■ Material shown ■
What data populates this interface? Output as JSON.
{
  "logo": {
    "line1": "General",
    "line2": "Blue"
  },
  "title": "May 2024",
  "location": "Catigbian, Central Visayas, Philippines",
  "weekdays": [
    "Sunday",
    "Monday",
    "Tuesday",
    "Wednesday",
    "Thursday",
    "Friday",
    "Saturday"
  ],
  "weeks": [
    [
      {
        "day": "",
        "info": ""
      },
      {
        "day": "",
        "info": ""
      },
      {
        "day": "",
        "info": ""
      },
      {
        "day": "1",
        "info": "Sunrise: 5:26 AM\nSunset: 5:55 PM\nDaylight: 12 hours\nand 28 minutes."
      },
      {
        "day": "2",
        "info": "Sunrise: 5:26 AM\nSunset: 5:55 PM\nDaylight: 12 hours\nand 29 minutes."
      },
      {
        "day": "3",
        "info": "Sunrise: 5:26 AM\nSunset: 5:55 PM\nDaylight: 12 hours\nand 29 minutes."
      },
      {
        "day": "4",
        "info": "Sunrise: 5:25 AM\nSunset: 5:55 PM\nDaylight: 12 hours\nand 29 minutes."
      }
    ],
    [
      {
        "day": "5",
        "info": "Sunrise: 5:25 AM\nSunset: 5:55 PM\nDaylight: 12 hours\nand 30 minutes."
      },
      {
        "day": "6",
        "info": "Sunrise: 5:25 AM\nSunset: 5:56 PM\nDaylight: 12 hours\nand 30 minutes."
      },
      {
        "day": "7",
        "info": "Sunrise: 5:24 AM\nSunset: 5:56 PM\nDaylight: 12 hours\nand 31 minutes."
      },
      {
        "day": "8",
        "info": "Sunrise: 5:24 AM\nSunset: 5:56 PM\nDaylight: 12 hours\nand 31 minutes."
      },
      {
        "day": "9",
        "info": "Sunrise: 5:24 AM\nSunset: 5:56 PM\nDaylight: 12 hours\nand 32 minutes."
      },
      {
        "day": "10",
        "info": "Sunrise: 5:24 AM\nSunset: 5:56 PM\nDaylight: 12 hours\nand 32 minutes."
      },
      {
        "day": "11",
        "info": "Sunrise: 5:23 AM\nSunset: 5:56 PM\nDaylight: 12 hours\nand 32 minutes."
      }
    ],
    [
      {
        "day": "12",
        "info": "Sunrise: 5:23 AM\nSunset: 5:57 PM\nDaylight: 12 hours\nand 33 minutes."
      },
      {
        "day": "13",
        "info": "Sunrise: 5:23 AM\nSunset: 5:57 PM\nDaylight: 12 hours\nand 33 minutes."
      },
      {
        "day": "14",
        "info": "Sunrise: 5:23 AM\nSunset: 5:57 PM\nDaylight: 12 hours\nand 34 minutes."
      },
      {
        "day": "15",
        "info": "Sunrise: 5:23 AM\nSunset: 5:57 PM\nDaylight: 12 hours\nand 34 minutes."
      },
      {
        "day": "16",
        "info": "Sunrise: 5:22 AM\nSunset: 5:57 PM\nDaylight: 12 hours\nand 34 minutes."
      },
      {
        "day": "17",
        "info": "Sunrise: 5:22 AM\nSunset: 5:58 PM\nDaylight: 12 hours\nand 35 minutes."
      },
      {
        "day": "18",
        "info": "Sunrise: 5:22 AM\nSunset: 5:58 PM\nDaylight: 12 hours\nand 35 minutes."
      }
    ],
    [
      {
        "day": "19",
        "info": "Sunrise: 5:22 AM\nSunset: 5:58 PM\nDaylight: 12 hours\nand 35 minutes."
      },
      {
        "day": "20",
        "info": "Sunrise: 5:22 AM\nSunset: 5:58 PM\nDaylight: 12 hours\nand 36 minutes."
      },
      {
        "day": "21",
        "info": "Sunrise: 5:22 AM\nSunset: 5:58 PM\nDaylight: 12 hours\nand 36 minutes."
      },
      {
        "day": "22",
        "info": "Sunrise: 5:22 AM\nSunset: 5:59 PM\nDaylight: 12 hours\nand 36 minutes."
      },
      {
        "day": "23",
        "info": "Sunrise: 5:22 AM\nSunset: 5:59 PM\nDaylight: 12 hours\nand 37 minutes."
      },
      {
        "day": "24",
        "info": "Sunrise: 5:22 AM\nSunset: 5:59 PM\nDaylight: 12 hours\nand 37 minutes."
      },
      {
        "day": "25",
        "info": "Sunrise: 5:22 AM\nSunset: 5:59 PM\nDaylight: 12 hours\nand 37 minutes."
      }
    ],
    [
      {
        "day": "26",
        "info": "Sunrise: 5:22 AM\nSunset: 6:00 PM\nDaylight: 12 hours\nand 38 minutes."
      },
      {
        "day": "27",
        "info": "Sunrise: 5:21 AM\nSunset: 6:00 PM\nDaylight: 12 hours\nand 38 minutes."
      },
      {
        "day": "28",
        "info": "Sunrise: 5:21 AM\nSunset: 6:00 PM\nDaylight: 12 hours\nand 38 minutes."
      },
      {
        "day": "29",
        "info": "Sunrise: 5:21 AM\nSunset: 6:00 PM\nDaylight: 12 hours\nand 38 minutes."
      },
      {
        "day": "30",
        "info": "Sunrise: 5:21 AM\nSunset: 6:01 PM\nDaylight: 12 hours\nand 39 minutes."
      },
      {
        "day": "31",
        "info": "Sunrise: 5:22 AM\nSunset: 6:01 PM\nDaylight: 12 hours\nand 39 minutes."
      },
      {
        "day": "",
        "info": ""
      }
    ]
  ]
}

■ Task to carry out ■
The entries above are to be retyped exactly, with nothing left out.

■ Answer to the exercise ■
What data populates this interface? Output as JSON.
{
  "logo": {
    "line1": "General",
    "line2": "Blue"
  },
  "title": "May 2024",
  "location": "Catigbian, Central Visayas, Philippines",
  "weekdays": [
    "Sunday",
    "Monday",
    "Tuesday",
    "Wednesday",
    "Thursday",
    "Friday",
    "Saturday"
  ],
  "weeks": [
    [
      {
        "day": "",
        "info": ""
      },
      {
        "day": "",
        "info": ""
      },
      {
        "day": "",
        "info": ""
      },
      {
        "day": "1",
        "info": "Sunrise: 5:26 AM\nSunset: 5:55 PM\nDaylight: 12 hours\nand 28 minutes."
      },
      {
        "day": "2",
        "info": "Sunrise: 5:26 AM\nSunset: 5:55 PM\nDaylight: 12 hours\nand 29 minutes."
      },
      {
        "day": "3",
        "info": "Sunrise: 5:26 AM\nSunset: 5:55 PM\nDaylight: 12 hours\nand 29 minutes."
      },
      {
        "day": "4",
        "info": "Sunrise: 5:25 AM\nSunset: 5:55 PM\nDaylight: 12 hours\nand 29 minutes."
      }
    ],
    [
      {
        "day": "5",
        "info": "Sunrise: 5:25 AM\nSunset: 5:55 PM\nDaylight: 12 hours\nand 30 minutes."
      },
      {
        "day": "6",
        "info": "Sunrise: 5:25 AM\nSunset: 5:56 PM\nDaylight: 12 hours\nand 30 minutes."
      },
      {
        "day": "7",
        "info": "Sunrise: 5:24 AM\nSunset: 5:56 PM\nDaylight: 12 hours\nand 31 minutes."
      },
      {
        "day": "8",
        "info": "Sunrise: 5:24 AM\nSunset: 5:56 PM\nDaylight: 12 hours\nand 31 minutes."
      },
      {
        "day": "9",
        "info": "Sunrise: 5:24 AM\nSunset: 5:56 PM\nDaylight: 12 hours\nand 32 minutes."
      },
      {
        "day": "10",
        "info": "Sunrise: 5:24 AM\nSunset: 5:56 PM\nDaylight: 12 hours\nand 32 minutes."
      },
      {
        "day": "11",
        "info": "Sunrise: 5:23 AM\nSunset: 5:56 PM\nDaylight: 12 hours\nand 32 minutes."
      }
    ],
    [
      {
        "day": "12",
        "info": "Sunrise: 5:23 AM\nSunset: 5:57 PM\nDaylight: 12 hours\nand 33 minutes."
      },
      {
        "day": "13",
        "info": "Sunrise: 5:23 AM\nSunset: 5:57 PM\nDaylight: 12 hours\nand 33 minutes."
      },
      {
        "day": "14",
        "info": "Sunrise: 5:23 AM\nSunset: 5:57 PM\nDaylight: 12 hours\nand 34 minutes."
      },
      {
        "day": "15",
        "info": "Sunrise: 5:23 AM\nSunset: 5:57 PM\nDaylight: 12 hours\nand 34 minutes."
      },
      {
        "day": "16",
        "info": "Sunrise: 5:22 AM\nSunset: 5:57 PM\nDaylight: 12 hours\nand 34 minutes."
      },
      {
        "day": "17",
        "info": "Sunrise: 5:22 AM\nSunset: 5:58 PM\nDaylight: 12 hours\nand 35 minutes."
      },
      {
        "day": "18",
        "info": "Sunrise: 5:22 AM\nSunset: 5:58 PM\nDaylight: 12 hours\nand 35 minutes."
      }
    ],
    [
      {
        "day": "19",
        "info": "Sunrise: 5:22 AM\nSunset: 5:58 PM\nDaylight: 12 hours\nand 35 minutes."
      },
      {
        "day": "20",
        "info": "Sunrise: 5:22 AM\nSunset: 5:58 PM\nDaylight: 12 hours\nand 36 minutes."
      },
      {
        "day": "21",
        "info": "Sunrise: 5:22 AM\nSunset: 5:58 PM\nDaylight: 12 hours\nand 36 minutes."
      },
      {
        "day": "22",
        "info": "Sunrise: 5:22 AM\nSunset: 5:59 PM\nDaylight: 12 hours\nand 36 minutes."
      },
      {
        "day": "23",
        "info": "Sunrise: 5:22 AM\nSunset: 5:59 PM\nDaylight: 12 hours\nand 37 minutes."
      },
      {
        "day": "24",
        "info": "Sunrise: 5:22 AM\nSunset: 5:59 PM\nDaylight: 12 hours\nand 37 minutes."
      },
      {
        "day": "25",
        "info": "Sunrise: 5:22 AM\nSunset: 5:59 PM\nDaylight: 12 hours\nand 37 minutes."
      }
    ],
    [
      {
        "day": "26",
        "info": "Sunrise: 5:22 AM\nSunset: 6:00 PM\nDaylight: 12 hours\nand 38 minutes."
      },
      {
        "day": "27",
        "info": "Sunrise: 5:21 AM\nSunset: 6:00 PM\nDaylight: 12 hours\nand 38 minutes."
      },
      {
        "day": "28",
        "info": "Sunrise: 5:21 AM\nSunset: 6:00 PM\nDaylight: 12 hours\nand 38 minutes."
      },
      {
        "day": "29",
        "info": "Sunrise: 5:21 AM\nSunset: 6:00 PM\nDaylight: 12 hours\nand 38 minutes."
      },
      {
        "day": "30",
        "info": "Sunrise: 5:21 AM\nSunset: 6:01 PM\nDaylight: 12 hours\nand 39 minutes."
      },
      {
        "day": "31",
        "info": "Sunrise: 5:22 AM\nSunset: 6:01 PM\nDaylight: 12 hours\nand 39 minutes."
      },
      {
        "day": "",
        "info": ""
      }
    ]
  ]
}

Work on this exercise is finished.